[Component data from apps and pages]

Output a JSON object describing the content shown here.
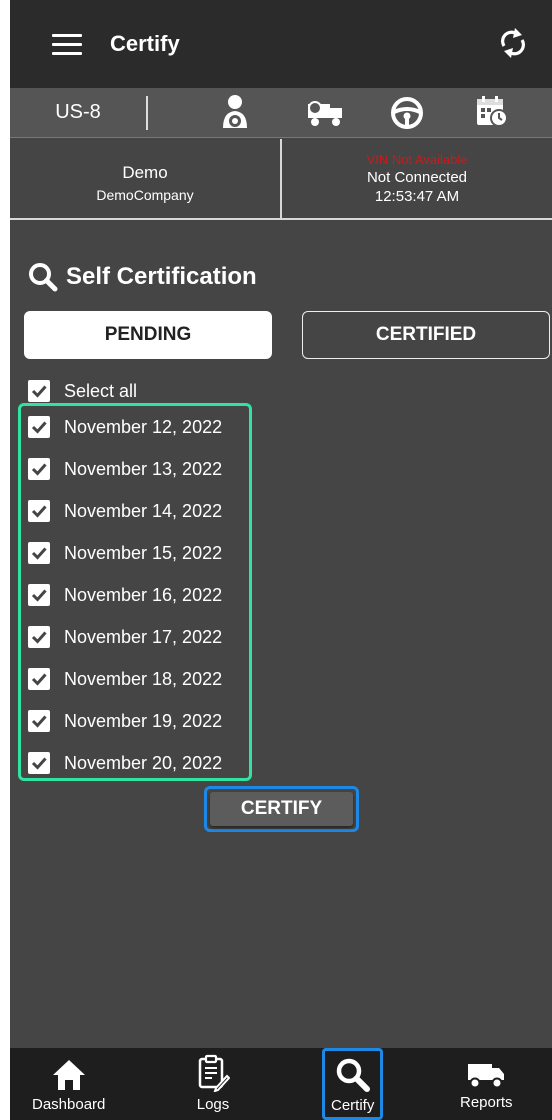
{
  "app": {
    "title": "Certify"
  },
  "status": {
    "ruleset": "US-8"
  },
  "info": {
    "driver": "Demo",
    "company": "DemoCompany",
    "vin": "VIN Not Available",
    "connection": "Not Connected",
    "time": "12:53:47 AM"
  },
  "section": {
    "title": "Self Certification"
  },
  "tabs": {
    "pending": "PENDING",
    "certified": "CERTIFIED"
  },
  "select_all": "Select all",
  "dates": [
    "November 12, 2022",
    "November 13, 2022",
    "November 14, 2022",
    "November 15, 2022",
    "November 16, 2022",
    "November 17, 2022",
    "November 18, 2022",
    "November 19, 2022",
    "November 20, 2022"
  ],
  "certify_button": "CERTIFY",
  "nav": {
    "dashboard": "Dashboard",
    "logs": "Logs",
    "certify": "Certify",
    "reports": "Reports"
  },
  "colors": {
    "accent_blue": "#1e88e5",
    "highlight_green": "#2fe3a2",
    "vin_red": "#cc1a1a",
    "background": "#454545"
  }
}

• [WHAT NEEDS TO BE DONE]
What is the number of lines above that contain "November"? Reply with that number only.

• [ANSWER FOR THE TASK]
9